The problem: Whatever appears in the records apart from pictures must be reproduced exactly.

Provided information below:

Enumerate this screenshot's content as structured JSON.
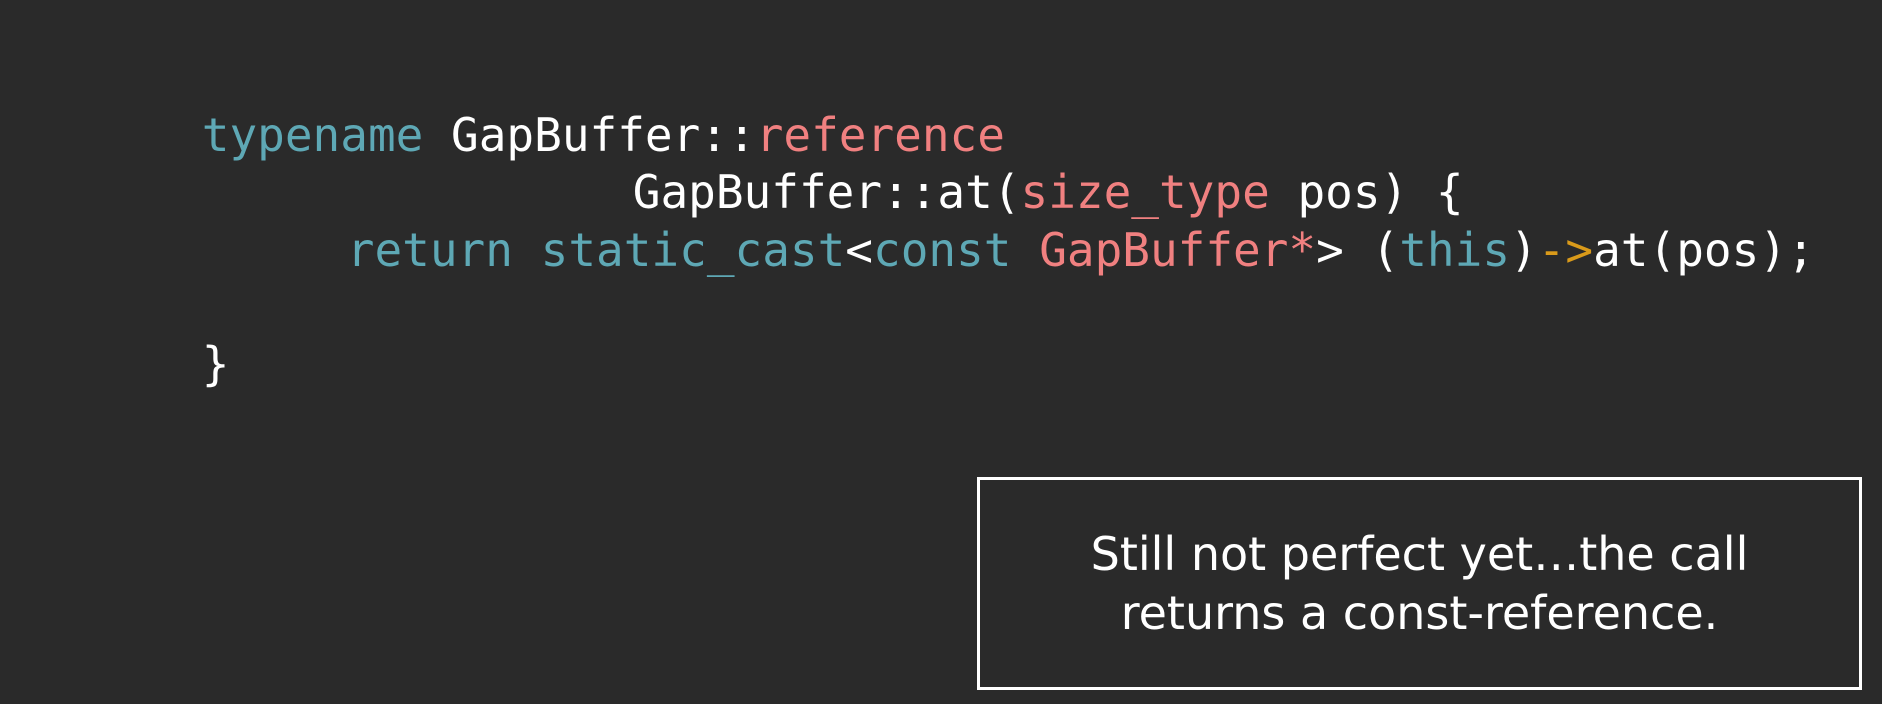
{
  "colors": {
    "background": "#2a2a2a",
    "keyword": "#5ea8b5",
    "type_highlight": "#f08080",
    "plain": "#ffffff",
    "arrow": "#d99a1a"
  },
  "code": {
    "lines": [
      {
        "tokens": [
          {
            "text": "typename",
            "color": "#5ea8b5"
          },
          {
            "text": " GapBuffer::",
            "color": "#ffffff"
          },
          {
            "text": "reference",
            "color": "#f08080"
          }
        ]
      },
      {
        "tokens": [
          {
            "text": "GapBuffer::at(",
            "color": "#ffffff"
          },
          {
            "text": "size_type",
            "color": "#f08080"
          },
          {
            "text": " pos) {",
            "color": "#ffffff"
          }
        ]
      },
      {
        "tokens": [
          {
            "text": "return",
            "color": "#5ea8b5"
          },
          {
            "text": " ",
            "color": "#ffffff"
          },
          {
            "text": "static_cast",
            "color": "#5ea8b5"
          },
          {
            "text": "<",
            "color": "#ffffff"
          },
          {
            "text": "const",
            "color": "#5ea8b5"
          },
          {
            "text": " ",
            "color": "#ffffff"
          },
          {
            "text": "GapBuffer*",
            "color": "#f08080"
          },
          {
            "text": "> (",
            "color": "#ffffff"
          },
          {
            "text": "this",
            "color": "#5ea8b5"
          },
          {
            "text": ")",
            "color": "#ffffff"
          },
          {
            "text": "->",
            "color": "#d99a1a"
          },
          {
            "text": "at(pos);",
            "color": "#ffffff"
          }
        ]
      },
      {
        "tokens": [
          {
            "text": "}",
            "color": "#ffffff"
          }
        ]
      }
    ]
  },
  "note": {
    "text": "Still not perfect yet…the call returns a const-reference."
  }
}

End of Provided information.

Task result:
Enumerate this screenshot's content as structured JSON.
{
  "colors": {
    "background": "#2a2a2a",
    "keyword": "#5ea8b5",
    "type_highlight": "#f08080",
    "plain": "#ffffff",
    "arrow": "#d99a1a"
  },
  "code": {
    "lines": [
      {
        "tokens": [
          {
            "text": "typename",
            "color": "#5ea8b5"
          },
          {
            "text": " GapBuffer::",
            "color": "#ffffff"
          },
          {
            "text": "reference",
            "color": "#f08080"
          }
        ]
      },
      {
        "tokens": [
          {
            "text": "GapBuffer::at(",
            "color": "#ffffff"
          },
          {
            "text": "size_type",
            "color": "#f08080"
          },
          {
            "text": " pos) {",
            "color": "#ffffff"
          }
        ]
      },
      {
        "tokens": [
          {
            "text": "return",
            "color": "#5ea8b5"
          },
          {
            "text": " ",
            "color": "#ffffff"
          },
          {
            "text": "static_cast",
            "color": "#5ea8b5"
          },
          {
            "text": "<",
            "color": "#ffffff"
          },
          {
            "text": "const",
            "color": "#5ea8b5"
          },
          {
            "text": " ",
            "color": "#ffffff"
          },
          {
            "text": "GapBuffer*",
            "color": "#f08080"
          },
          {
            "text": "> (",
            "color": "#ffffff"
          },
          {
            "text": "this",
            "color": "#5ea8b5"
          },
          {
            "text": ")",
            "color": "#ffffff"
          },
          {
            "text": "->",
            "color": "#d99a1a"
          },
          {
            "text": "at(pos);",
            "color": "#ffffff"
          }
        ]
      },
      {
        "tokens": [
          {
            "text": "}",
            "color": "#ffffff"
          }
        ]
      }
    ]
  },
  "note": {
    "text": "Still not perfect yet…the call returns a const-reference."
  }
}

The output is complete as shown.